■ **Supplied data**:
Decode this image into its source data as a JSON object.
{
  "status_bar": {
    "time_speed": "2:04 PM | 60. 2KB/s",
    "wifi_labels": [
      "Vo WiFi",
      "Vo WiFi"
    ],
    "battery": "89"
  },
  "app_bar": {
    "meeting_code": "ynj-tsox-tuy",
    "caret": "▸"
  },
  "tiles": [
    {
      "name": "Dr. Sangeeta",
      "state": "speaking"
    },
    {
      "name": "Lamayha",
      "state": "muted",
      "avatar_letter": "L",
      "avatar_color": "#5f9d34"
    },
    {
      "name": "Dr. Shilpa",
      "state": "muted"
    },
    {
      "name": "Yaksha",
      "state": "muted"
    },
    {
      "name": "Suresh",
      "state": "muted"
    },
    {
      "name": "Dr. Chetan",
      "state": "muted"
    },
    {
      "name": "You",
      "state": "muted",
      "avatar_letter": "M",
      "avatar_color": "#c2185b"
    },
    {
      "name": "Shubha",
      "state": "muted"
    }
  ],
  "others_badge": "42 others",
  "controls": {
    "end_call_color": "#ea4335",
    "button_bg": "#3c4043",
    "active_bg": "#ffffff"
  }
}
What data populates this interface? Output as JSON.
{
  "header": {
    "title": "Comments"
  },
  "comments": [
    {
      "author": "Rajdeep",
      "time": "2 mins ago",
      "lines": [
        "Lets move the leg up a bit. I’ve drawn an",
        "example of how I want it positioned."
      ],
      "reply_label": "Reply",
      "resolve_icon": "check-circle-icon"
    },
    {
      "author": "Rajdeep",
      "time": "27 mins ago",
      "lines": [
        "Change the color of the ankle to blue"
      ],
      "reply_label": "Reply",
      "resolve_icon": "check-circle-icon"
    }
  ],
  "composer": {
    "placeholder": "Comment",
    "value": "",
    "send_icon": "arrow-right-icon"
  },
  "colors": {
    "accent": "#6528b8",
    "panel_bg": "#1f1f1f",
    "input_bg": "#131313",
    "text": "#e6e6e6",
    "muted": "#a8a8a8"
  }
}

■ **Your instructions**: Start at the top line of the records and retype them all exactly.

■ **Output below**:
Decode this image into its source data as a JSON object.
{
  "status_bar": {
    "time_speed": "2:04 PM | 60. 2KB/s",
    "wifi_labels": [
      "Vo WiFi",
      "Vo WiFi"
    ],
    "battery": "89"
  },
  "app_bar": {
    "meeting_code": "ynj-tsox-tuy",
    "caret": "▸"
  },
  "tiles": [
    {
      "name": "Dr. Sangeeta",
      "state": "speaking"
    },
    {
      "name": "Lamayha",
      "state": "muted",
      "avatar_letter": "L",
      "avatar_color": "#5f9d34"
    },
    {
      "name": "Dr. Shilpa",
      "state": "muted"
    },
    {
      "name": "Yaksha",
      "state": "muted"
    },
    {
      "name": "Suresh",
      "state": "muted"
    },
    {
      "name": "Dr. Chetan",
      "state": "muted"
    },
    {
      "name": "You",
      "state": "muted",
      "avatar_letter": "M",
      "avatar_color": "#c2185b"
    },
    {
      "name": "Shubha",
      "state": "muted"
    }
  ],
  "others_badge": "42 others",
  "controls": {
    "end_call_color": "#ea4335",
    "button_bg": "#3c4043",
    "active_bg": "#ffffff"
  }
}
What data populates this interface? Output as JSON.
{
  "header": {
    "title": "Comments"
  },
  "comments": [
    {
      "author": "Rajdeep",
      "time": "2 mins ago",
      "lines": [
        "Lets move the leg up a bit. I’ve drawn an",
        "example of how I want it positioned."
      ],
      "reply_label": "Reply",
      "resolve_icon": "check-circle-icon"
    },
    {
      "author": "Rajdeep",
      "time": "27 mins ago",
      "lines": [
        "Change the color of the ankle to blue"
      ],
      "reply_label": "Reply",
      "resolve_icon": "check-circle-icon"
    }
  ],
  "composer": {
    "placeholder": "Comment",
    "value": "",
    "send_icon": "arrow-right-icon"
  },
  "colors": {
    "accent": "#6528b8",
    "panel_bg": "#1f1f1f",
    "input_bg": "#131313",
    "text": "#e6e6e6",
    "muted": "#a8a8a8"
  }
}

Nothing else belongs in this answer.